Friday April 23rd, 2010 at Skidmore College
Attending Skidmore College has allowed me to experience guest lecturers ranging from internationally renowned storyteller Ira Glass to driven self-starter and Skidmore alum Shep Murray of Vineyard Vines. Over the past few months I have been in contact with Andrew Eifler (Skidmore Class of 2007), a Media Planner at Draftfcb in New York City. Andrew is especially passionate about his work and extremely dedicated to his alma mater, returning to campus on a consistent basis to present on various marketing topics. Recently, Andrew spoke about his own insights on Viral Marketing. To read more of Andrew’s opinions, visit his blog at AndrewEifler.com.
It is sometimes confusing why a specific viral marketing campaign works, while others simply don’t. Andrew posits two theories to explain the rapid sharing of marketing material – why a campaign goes viral: 1) Content Pass Along, and 2) Brands as Friends. Simply put, Content Pass Along occurs if, and only if, an individual is compelled to share the content with his or her friend(s). Brand as a Friend occurs if consumers are motivated to affiliate themselves with a brand’s personality.
Andrew continued his presentation by emphasizing the past experience of online participants being able to associate themselves with content and brands they felt expressed similar values and beliefs as their own offline real personas. Content providers were only required to publish substance and be readily findable. Exponential growth has led to individuals (like myself), other bloggers, aspiring musicians, filmmakers, family owned establishments, as well as, educators, inundating the World Wide Web with content. It is no longer enough for a firm to merely just be there. They must provide more, a Magic Nugget that consumers want to pass along.
I believe that the introduction of the universal Facebook “Like” Button and integration of geo-location services (i.e. Foursquare and Gowalla) will allow users to follow a centralized thread of, essentially, their own personality genes, easily navigable by any and all of his or her followers. The compilation of this data, results in an identity. Marketers can use this personality thread to target likely users of their brand. This process was only made easier with further developments on the Facebook Open Graph API enabling designers to access user information, such as name, birthday, email address, hometown, “likes”, events, wall posts, comments, notes, links and more.
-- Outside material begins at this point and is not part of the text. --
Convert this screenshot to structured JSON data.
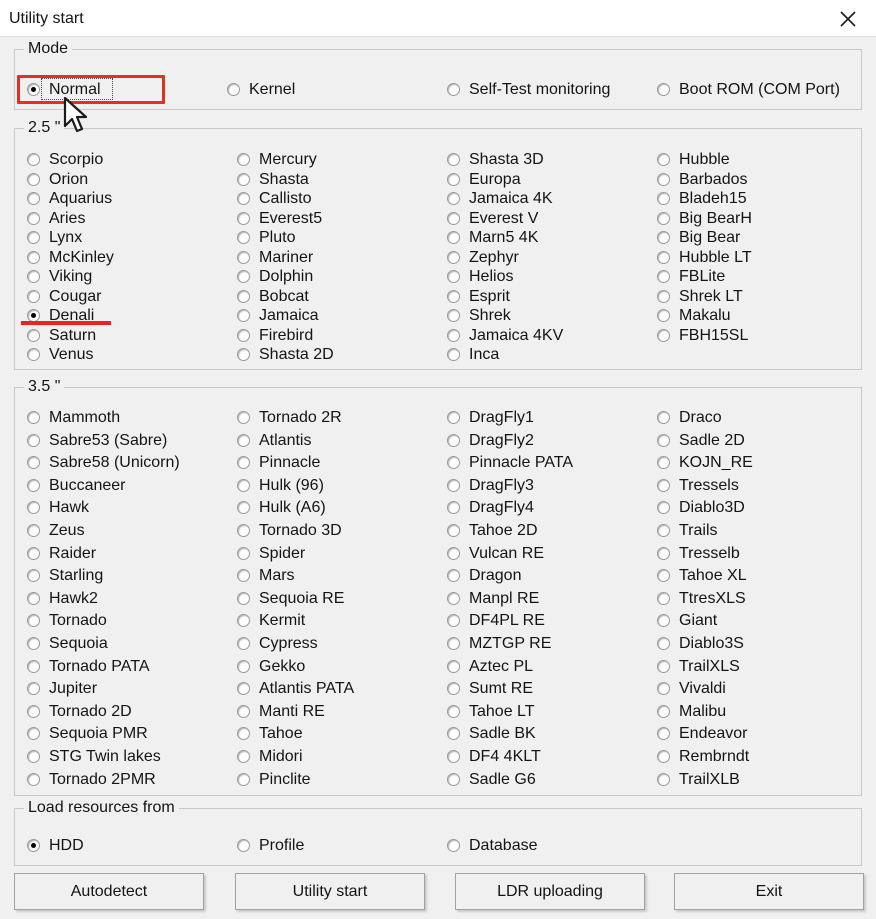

If the act of passing along content and identifying with characteristics of certain brands determines an Internet user’s identity, then wouldn’t that mean that marketers, hoping to create viral campaigns, should provide content with messages that directly align with their target audience’s personalities? Is this the equation to a successful viral marketing campaign?